St. Johns Endodontics has a Kodak 9000 Cone Beam Computed Tomography (CBCT) machine. This is a medical imaging technique that produces 3D color images of your teeth, jaw bone, and structures within the jaw with incredible detail. It helps diagnose endodontic lesions and can also identify tumors. The scan is noninvasive and in many cases can eliminate the need for exploratory surgery.

CBCT has become increasingly important in dentistry. It assists in diagnosis, assessment, and specialized treatment planning. During a CBCT scan, the scanner rotates around the patient’s head, obtaining voxels that are reconstructed into a three-dimensional image. This image is important to:

  • Visualize internal anatomy that cannot be diagnosed externally
  • Plan treatment and or surgery
  • Analyze the position and orientation of critical structures, like nerves, vessels, teeth roots, previous implants, the sinus and nose.
  • Visualize¬†endodontic anomalies

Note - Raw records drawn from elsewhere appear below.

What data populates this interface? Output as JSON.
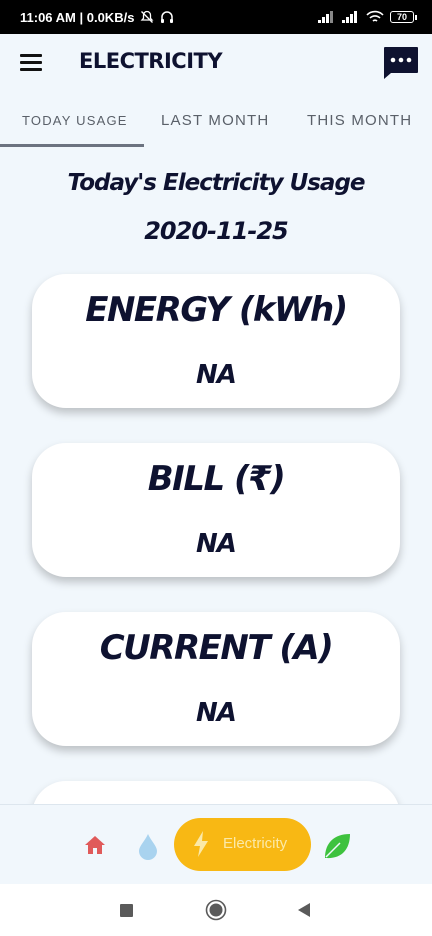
{
  "status_bar": {
    "left_text": "11:06 AM | 0.0KB/s",
    "battery": "70"
  },
  "app_bar": {
    "title": "ELECTRICITY",
    "menu_icon": "hamburger-menu-icon",
    "chat_icon": "chat-bubble-icon"
  },
  "tabs": [
    {
      "label": "TODAY USAGE",
      "active": true
    },
    {
      "label": "LAST MONTH",
      "active": false
    },
    {
      "label": "THIS MONTH",
      "active": false
    }
  ],
  "heading": {
    "title": "Today's Electricity Usage",
    "date": "2020-11-25"
  },
  "cards": [
    {
      "label": "ENERGY (kWh)",
      "value": "NA"
    },
    {
      "label": "BILL (₹)",
      "value": "NA"
    },
    {
      "label": "CURRENT (A)",
      "value": "NA"
    }
  ],
  "bottom_nav": {
    "items": [
      {
        "icon": "home-icon",
        "color": "#e05a5a"
      },
      {
        "icon": "water-drop-icon",
        "color": "#a9d3ef"
      },
      {
        "icon": "lightning-bolt-icon",
        "label": "Electricity",
        "active": true,
        "color": "#f8b814"
      },
      {
        "icon": "leaf-icon",
        "color": "#3ec23e"
      }
    ]
  },
  "system_nav": {
    "items": [
      "recent-apps-icon",
      "home-circle-icon",
      "back-triangle-icon"
    ]
  }
}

A CBCT is a compact, faster and safer version of the regular CT. Through the use of a cone shaped X-Ray beam, the size of the scanner, radiation dosage and time needed for scanning are all dramatically reduced. The time needed for a full scan is typically under one minute and the radiation dosage is up to a hundred times less than that of a regular CT scanner. The Kodak 9000 offers the highest resolution and the lowest radiation dose.

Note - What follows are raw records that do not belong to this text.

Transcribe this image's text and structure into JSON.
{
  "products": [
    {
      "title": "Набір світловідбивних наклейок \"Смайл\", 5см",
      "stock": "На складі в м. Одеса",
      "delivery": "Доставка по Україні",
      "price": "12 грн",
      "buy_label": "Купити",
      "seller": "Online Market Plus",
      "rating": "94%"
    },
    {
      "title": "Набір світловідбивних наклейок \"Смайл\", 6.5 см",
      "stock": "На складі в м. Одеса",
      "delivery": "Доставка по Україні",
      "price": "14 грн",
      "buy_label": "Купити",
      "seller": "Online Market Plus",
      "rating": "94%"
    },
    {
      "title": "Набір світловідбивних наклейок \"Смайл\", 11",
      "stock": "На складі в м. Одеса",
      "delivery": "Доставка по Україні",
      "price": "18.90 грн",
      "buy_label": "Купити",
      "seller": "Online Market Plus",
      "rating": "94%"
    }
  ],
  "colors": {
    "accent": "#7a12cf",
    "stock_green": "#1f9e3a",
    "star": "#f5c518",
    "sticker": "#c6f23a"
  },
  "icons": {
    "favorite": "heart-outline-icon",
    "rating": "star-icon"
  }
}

Microscopes

St. Johns Endodontics uses Zeiss Microscopes during root canal treatment and micro-surgical endodontics. Microscopes are important to examine all visible root canal anatomy. In addition to having five levels of magnification ranging from 4x to 20x available at one’s fingertips, illumination is a critical component in increasing visualization. Most microscopes are equipped with an integrated in line light source that allows for unobstructed, shadow-free illumination of the operating field. With illumination, the path of light is directed parallel to the microscope’s optical axis, which allows for significantly improved visualization of even the most difficult to access areas of the oral cavity.

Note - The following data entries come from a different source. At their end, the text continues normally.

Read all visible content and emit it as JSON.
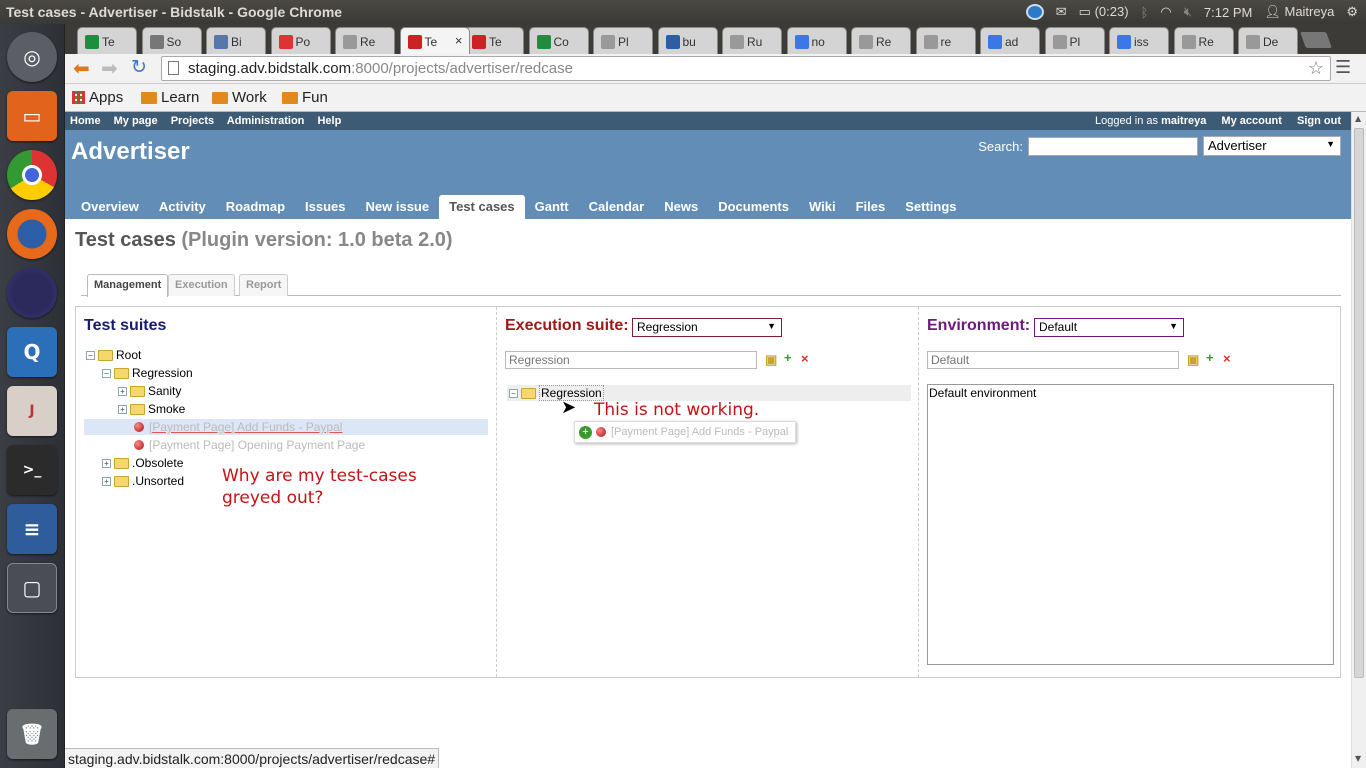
{
  "window": {
    "title": "Test cases - Advertiser - Bidstalk - Google Chrome"
  },
  "indicators": {
    "battery": "(0:23)",
    "time": "7:12 PM",
    "user": "Maitreya"
  },
  "tabs": [
    "Te",
    "So",
    "Bi",
    "Po",
    "Re",
    "Te",
    "Te",
    "Co",
    "Pl",
    "bu",
    "Ru",
    "no",
    "Re",
    "re",
    "ad",
    "Pl",
    "iss",
    "Re",
    "De"
  ],
  "address": {
    "host": "staging.adv.bidstalk.com",
    "path": ":8000/projects/advertiser/redcase"
  },
  "bookmarks": {
    "apps": "Apps",
    "items": [
      "Learn",
      "Work",
      "Fun"
    ]
  },
  "topmenu": {
    "home": "Home",
    "mypage": "My page",
    "projects": "Projects",
    "admin": "Administration",
    "help": "Help",
    "logged": "Logged in as",
    "user": "maitreya",
    "account": "My account",
    "signout": "Sign out"
  },
  "header": {
    "title": "Advertiser",
    "search_label": "Search:",
    "project_select": "Advertiser"
  },
  "mainmenu": [
    "Overview",
    "Activity",
    "Roadmap",
    "Issues",
    "New issue",
    "Test cases",
    "Gantt",
    "Calendar",
    "News",
    "Documents",
    "Wiki",
    "Files",
    "Settings"
  ],
  "heading": {
    "title": "Test cases",
    "version": "(Plugin version: 1.0 beta 2.0)"
  },
  "subtabs": [
    "Management",
    "Execution",
    "Report"
  ],
  "suites": {
    "title": "Test suites",
    "root": "Root",
    "regression": "Regression",
    "sanity": "Sanity",
    "smoke": "Smoke",
    "case1": "[Payment Page] Add Funds - Paypal",
    "case2": "[Payment Page] Opening Payment Page",
    "obsolete": ".Obsolete",
    "unsorted": ".Unsorted"
  },
  "execution": {
    "label": "Execution suite:",
    "selected": "Regression",
    "placeholder": "Regression",
    "node": "Regression",
    "drag_item": "[Payment Page] Add Funds - Paypal"
  },
  "environment": {
    "label": "Environment:",
    "selected": "Default",
    "placeholder": "Default",
    "desc": "Default environment"
  },
  "notes": {
    "greyed_line1": "Why are my test-cases",
    "greyed_line2": "greyed out?",
    "not_working": "This is not working."
  },
  "status": "staging.adv.bidstalk.com:8000/projects/advertiser/redcase#",
  "colors": {
    "header": "#628db6",
    "topmenu": "#3e5b76",
    "suites_title": "#1a1a6e",
    "exec_title": "#a01818",
    "env_title": "#6b1b7a",
    "annotation": "#c21414"
  }
}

Treatments also can be performed with a greater level of precision, thereby reducing the occurrence of failures and the need for retreatment. Enhanced visualization can also allow for treatment to be provided more comfortably to the patient because of lighter, more refined hand movements which occur naturally when one is accustomed to operating in a well-illuminated magnified field. Increased visualization and magnification can ultimately result in greater level treatment.

Digital Radiography

Digital radiography is a form of X-ray imaging, where digital X-ray sensors are used instead of traditional photographic film. X-ray sensors are expensive, but have their advantages including: no film processing steps allowing the image to appear within seconds, ability to expand images for patient education on a computer monitor or TV, transferability between referring doctors, and less radiation can be used to produce an image of similar contrast to conventional radiography. In addition to the direct clinical and diagnostic benefits, the techniques also have distinct environmental advantages including less use of resources and reduced radiation dosages.